For decades, tiger biologists have dreamt of a “smart” camera, a device that could detect a tiger on the prowl and send images instantly to a cell phone. Whether at dawn, dusk, or midnight, through monsoon rains or stifling heat, the remote unit would function 24/7, with long battery life, to protect and monitor this charismatic species.
On International Tiger Day 2022, a major breakthrough in conservation technology was announced: for the first time ever, wild tigers and their prey have been detected by AI-powered, cryptic cameras that transmit the images to the cell phones and computers of park managers. Just as important, the elapsed time from the motion sensor triggered by the passing tiger, to running the AI, to transmission to the cell network, to the Internet, and to the end user is less than 30 seconds, making this technology a true real-time system. The camera-alert system can transmit more than 2,500 images on a single battery charge using cellular communication. In short, the dream has come true.
For the past three months, India’s National Tiger Conservation Authority, the Global Tiger Forum, and the Wildlife Wing of the State of Madhya Pradesh have partnered with Clemson University, and the NGO RESOLVE to bring the world’s most advanced, real-time wildlife monitoring system to the Kanha-Pench Tiger Conservation Landscape, in Madhya Pradesh.

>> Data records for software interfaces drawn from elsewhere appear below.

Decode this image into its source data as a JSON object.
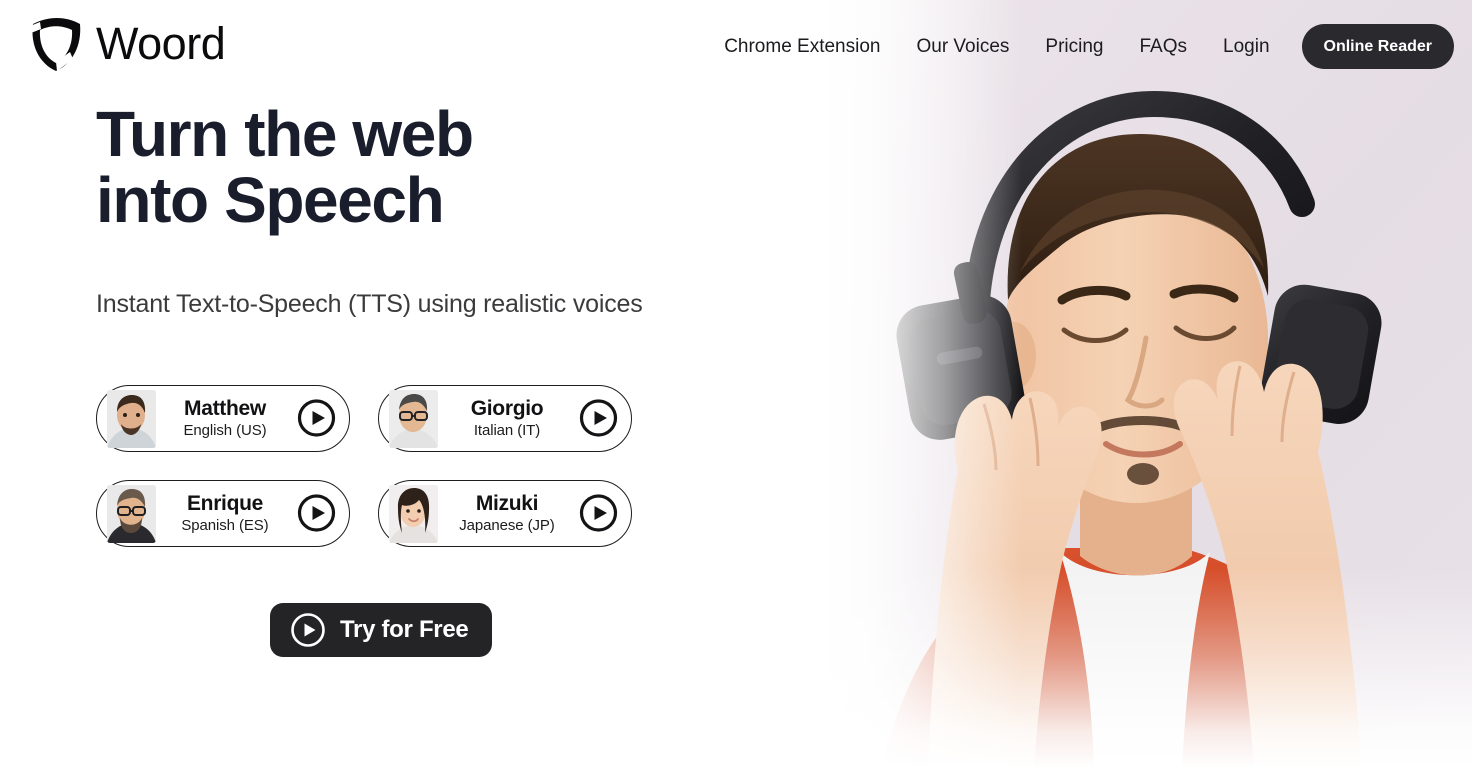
{
  "brand": {
    "name": "Woord",
    "logo_icon": "shield-logo-icon"
  },
  "nav": {
    "links": [
      {
        "label": "Chrome Extension",
        "name": "nav-chrome-extension"
      },
      {
        "label": "Our Voices",
        "name": "nav-our-voices"
      },
      {
        "label": "Pricing",
        "name": "nav-pricing"
      },
      {
        "label": "FAQs",
        "name": "nav-faqs"
      },
      {
        "label": "Login",
        "name": "nav-login"
      }
    ],
    "cta": {
      "label": "Online Reader",
      "bg": "#2a2a2e",
      "color": "#ffffff"
    }
  },
  "hero": {
    "headline": "Turn the web into Speech",
    "subtitle": "Instant Text-to-Speech (TTS) using realistic voices",
    "headline_color": "#191d2c",
    "subtitle_color": "#3b3b3d",
    "image_bg": "#e7e0e6",
    "image_alt": "man-with-headphones-photo"
  },
  "voices": [
    {
      "name": "Matthew",
      "language": "English (US)",
      "play_icon": "play-icon",
      "avatar": "avatar-matthew"
    },
    {
      "name": "Giorgio",
      "language": "Italian (IT)",
      "play_icon": "play-icon",
      "avatar": "avatar-giorgio"
    },
    {
      "name": "Enrique",
      "language": "Spanish (ES)",
      "play_icon": "play-icon",
      "avatar": "avatar-enrique"
    },
    {
      "name": "Mizuki",
      "language": "Japanese (JP)",
      "play_icon": "play-icon",
      "avatar": "avatar-mizuki"
    }
  ],
  "cta": {
    "label": "Try for Free",
    "icon": "play-icon",
    "bg": "#242427",
    "color": "#ffffff"
  }
}
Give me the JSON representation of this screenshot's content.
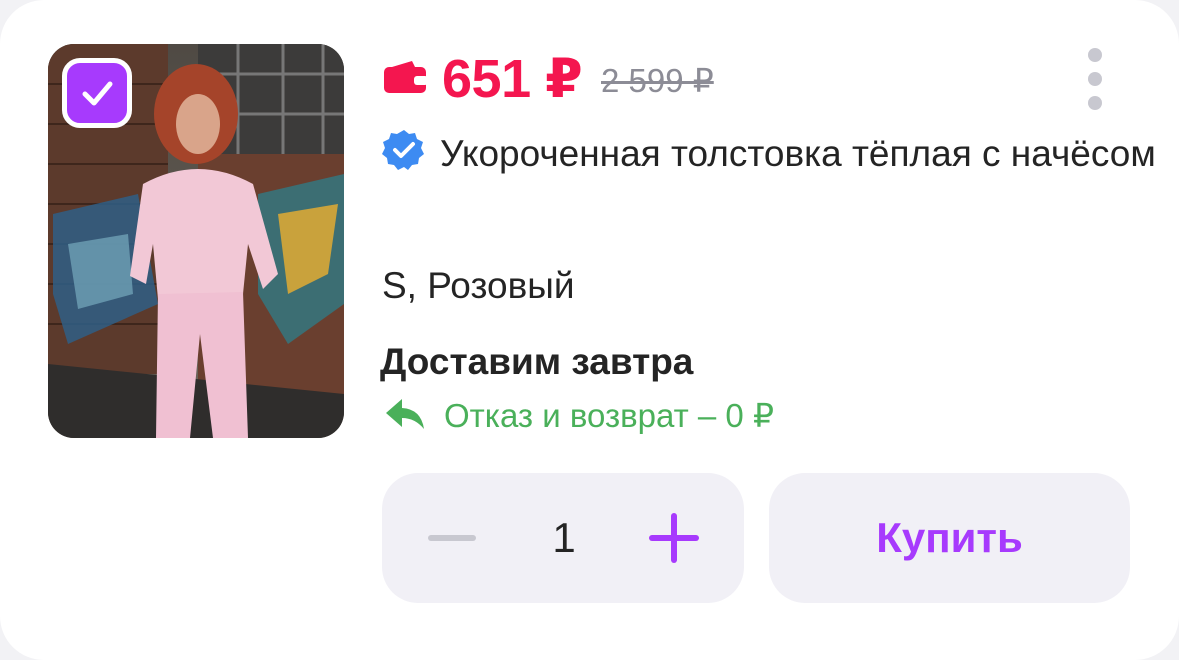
{
  "product": {
    "price": "651 ₽",
    "old_price": "2 599 ₽",
    "title": "Укороченная толстовка тёплая с начёсом",
    "variant": "S, Розовый",
    "delivery": "Доставим завтра",
    "return_policy": "Отказ и возврат – 0 ₽",
    "image_alt": "Женщина в розовом спортивном костюме на фоне кирпичной стены с граффити",
    "selected": true
  },
  "cart": {
    "quantity": "1",
    "buy_label": "Купить"
  },
  "icons": {
    "wallet": "wallet-icon",
    "verified": "verified-badge-icon",
    "more": "more-vertical-icon",
    "return": "return-arrow-icon",
    "minus": "minus-icon",
    "plus": "plus-icon",
    "check": "checkmark-icon"
  },
  "colors": {
    "accent": "#a73afd",
    "price": "#f4164f",
    "old_price": "#8c8c96",
    "return_green": "#4ab05a",
    "verified_blue": "#3d8bf2",
    "control_bg": "#f1f0f6"
  }
}
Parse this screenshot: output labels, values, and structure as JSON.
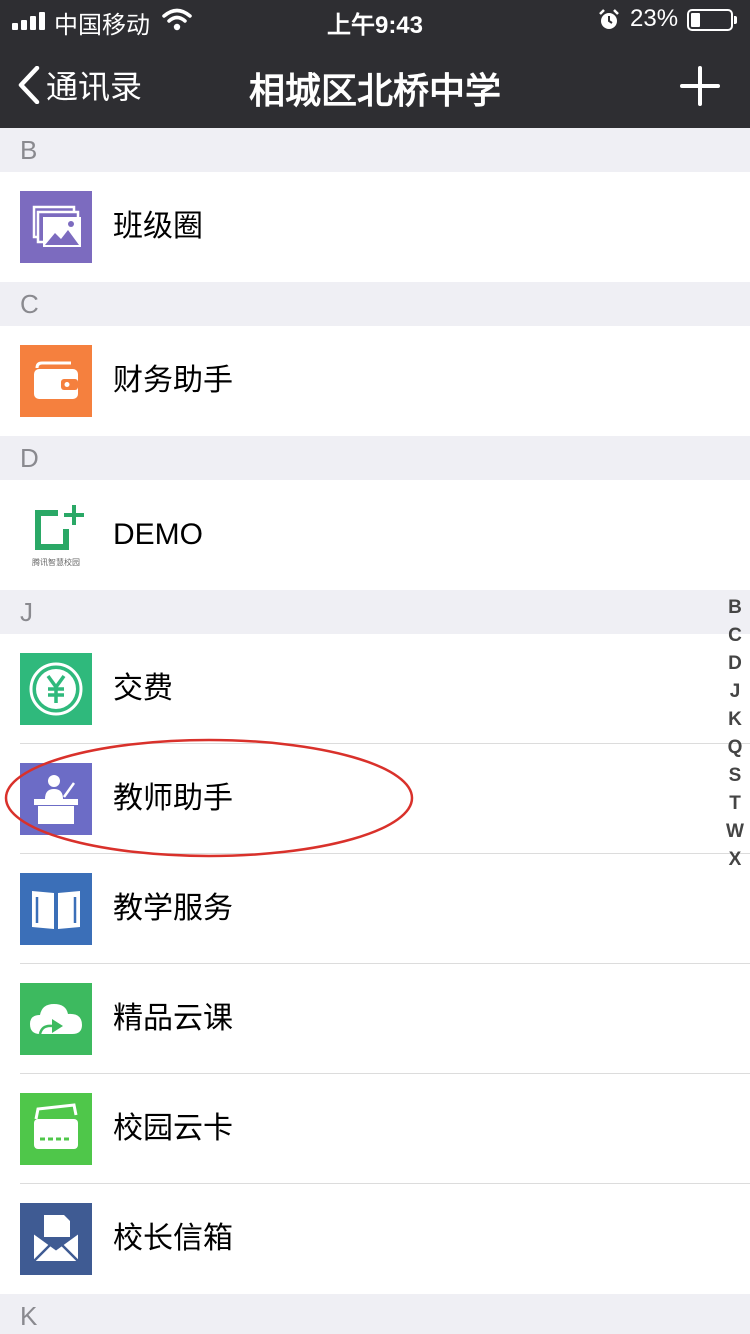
{
  "status": {
    "carrier": "中国移动",
    "time": "上午9:43",
    "battery": "23%",
    "battery_level": 0.23
  },
  "nav": {
    "back_label": "通讯录",
    "title": "相城区北桥中学"
  },
  "sections": [
    {
      "letter": "B",
      "items": [
        {
          "label": "班级圈",
          "icon": "photos-icon",
          "color": "#7c6bbf"
        }
      ]
    },
    {
      "letter": "C",
      "items": [
        {
          "label": "财务助手",
          "icon": "wallet-icon",
          "color": "#f5803e"
        }
      ]
    },
    {
      "letter": "D",
      "items": [
        {
          "label": "DEMO",
          "icon": "smart-campus-logo-icon",
          "color": "#ffffff"
        }
      ]
    },
    {
      "letter": "J",
      "items": [
        {
          "label": "交费",
          "icon": "yuan-icon",
          "color": "#2fb97c"
        },
        {
          "label": "教师助手",
          "icon": "teacher-icon",
          "color": "#6c6cc6"
        },
        {
          "label": "教学服务",
          "icon": "book-icon",
          "color": "#3b6fb8"
        },
        {
          "label": "精品云课",
          "icon": "cloud-play-icon",
          "color": "#3dba5f"
        },
        {
          "label": "校园云卡",
          "icon": "card-icon",
          "color": "#4fc74a"
        },
        {
          "label": "校长信箱",
          "icon": "mailbox-icon",
          "color": "#3f5b93"
        }
      ]
    },
    {
      "letter": "K",
      "items": []
    }
  ],
  "index_letters": [
    "B",
    "C",
    "D",
    "J",
    "K",
    "Q",
    "S",
    "T",
    "W",
    "X"
  ],
  "logo_text": "腾讯智慧校园",
  "colors": {
    "nav_bg": "#2e2e32",
    "highlight": "#d9312b"
  }
}
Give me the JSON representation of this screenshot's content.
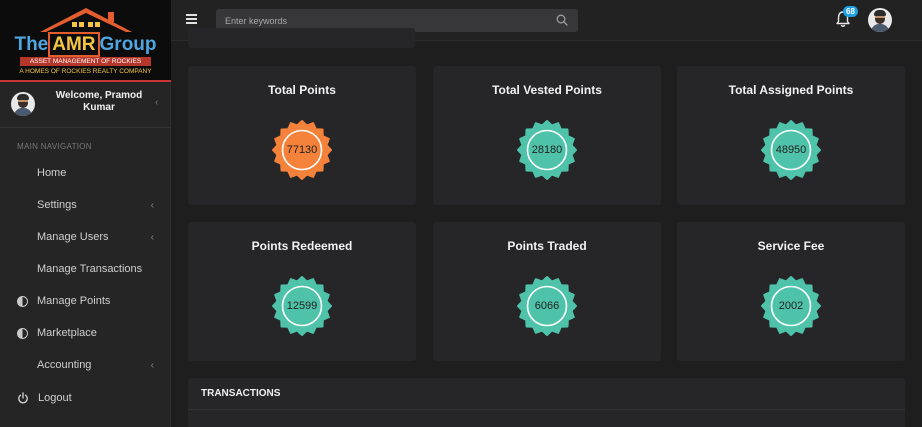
{
  "brand": {
    "name_prefix": "The",
    "name_mid": "AMR",
    "name_suffix": "Group",
    "tagline": "ASSET MANAGEMENT OF ROCKIES",
    "subtagline": "A HOMES OF ROCKIES REALTY COMPANY"
  },
  "user": {
    "welcome": "Welcome, Pramod Kumar"
  },
  "nav": {
    "header": "MAIN NAVIGATION",
    "items": [
      {
        "label": "Home",
        "icon": "dashboard-icon",
        "has_submenu": false
      },
      {
        "label": "Settings",
        "icon": "dashboard-icon",
        "has_submenu": true
      },
      {
        "label": "Manage Users",
        "icon": "dashboard-icon",
        "has_submenu": true
      },
      {
        "label": "Manage Transactions",
        "icon": "dashboard-icon",
        "has_submenu": false
      },
      {
        "label": "Manage Points",
        "icon": "half-circle-icon",
        "has_submenu": false
      },
      {
        "label": "Marketplace",
        "icon": "half-circle-icon",
        "has_submenu": false
      },
      {
        "label": "Accounting",
        "icon": "dashboard-icon",
        "has_submenu": true
      },
      {
        "label": "Logout",
        "icon": "power-icon",
        "has_submenu": false
      }
    ]
  },
  "topbar": {
    "search_placeholder": "Enter keywords",
    "notification_count": "68"
  },
  "stats": [
    {
      "title": "Total Points",
      "value": "77130",
      "color": "#f4823a"
    },
    {
      "title": "Total Vested Points",
      "value": "28180",
      "color": "#4fc3aa"
    },
    {
      "title": "Total Assigned Points",
      "value": "48950",
      "color": "#4fc3aa"
    },
    {
      "title": "Points Redeemed",
      "value": "12599",
      "color": "#4fc3aa"
    },
    {
      "title": "Points Traded",
      "value": "6066",
      "color": "#4fc3aa"
    },
    {
      "title": "Service Fee",
      "value": "2002",
      "color": "#4fc3aa"
    }
  ],
  "transactions": {
    "title": "TRANSACTIONS"
  }
}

The new technology, prototyped effectively in Africa for the past four years and now available in Asia, is called TrailGuard AI. This tiny AI-embedded camera-alert system runs powerful computer models onboard the camera to weed out false positives before transmission of data, thus saving precious battery life, and sending only what the end user requires. Intel and the AI company CVEDIA both played critical roles in supplying the necessary computer chips and AI models to make this possible. First designed to detect poachers in African parks, the camera becomes a wildlife detector simply by updating the AI model to detect a range of endangered wildlife species. Where cell connectivity is excellent, as in much of India, TrailGuard AI takes advantage of the strong signal. Where there is no cell service, this system transmits images over long-range radio (LoRa).
The technology cannot come soon enough. In 2010, during the Year of the Tiger in the Chinese calendar, the Global Tiger Initiative spearheaded an effort to double the size of the wild tiger population—for shorthand, Tx2—after reports that the global population had dropped to an estimated 3,500. The situation has improved across much of the range, such that in 2022, also the Year of the Tiger in the Chinese calendar, the population has doubled in a number of range states.
Landscape-scale conservation is the most effective way to save area-sensitive, wide-ranging top predators like tigers. The deployment centered on Kanha-Pench, the most important of the 76 Tiger Conservation Landscapes in this predator’s range. The twin anchors of this landscape, Kanha National Park and Pench National Park, and their surrounding habitats, hold more than 500 tigers, the most anywhere. “I am glad to see the technology working so well. It holds great promise,” said Dr. H.S. Negi, former additional chief of wildlife in Madhya Pradesh and Senior Advisor, Global Tiger Forum.
The technology covers parks and can also monitor human or tiger use in corridors connecting reserves. “India ranks first among all range states, holding 70% of the world’s tigers, and has a great track record of good practices. Monitoring not just source areas, but outer linkages gain relevance for strengthening corridor linkages,” said Mohnish Kapoor, Head – Programme and Partnerships, Global Tiger Forum.
Research in Indian tiger reserves also shows that tiger population recovery depends heavily on prey populations, so being able to monitor deer, Indian bison, and wild boar is vital information to predict recovery. “Saving tigers requires effective monitoring of the wild population and the prey base. TrailGuard AI gives managers that tool. TrailGuard AI detects a wide range of species important to Asian wildlife managers, especially when dealing with human-tiger interface areas. The GTF is committed to fostering new technology for furthering the cause," Dr. Rajesh Gopal, Secretary General, Global Tiger Forum, said.
The field deployment in Kanha-Pench enjoys the enthusiastic support of Tigers United, a consortium of US-based universities and their students—Clemson, Auburn, Louisiana State, and the University of Missouri—who cherish tigers as their mascot. Dr. Brett Wright, Professor and Dean Emeritus of the College of Behavioral, Social and Health Sciences at Clemson University and head of Tigers United, said, “Saving tigers is the responsibility of the whole world. That’s why we have supported this project and want to help scale the technology to save tigers everywhere.”
“The GTIC is closely collaborating with Tiger Range Countries and like-minded partners in upgrading field monitoring with innovative technology. TrailGuard AI is most welcome at this juncture for a species like the endangered wild tiger, which crosses many land uses and requires a landscape level approach involving several stakeholders." — Keshav Varma, CEO and Executive Director of the Global Tiger Initiative CouncilLearn more about Trailguard AI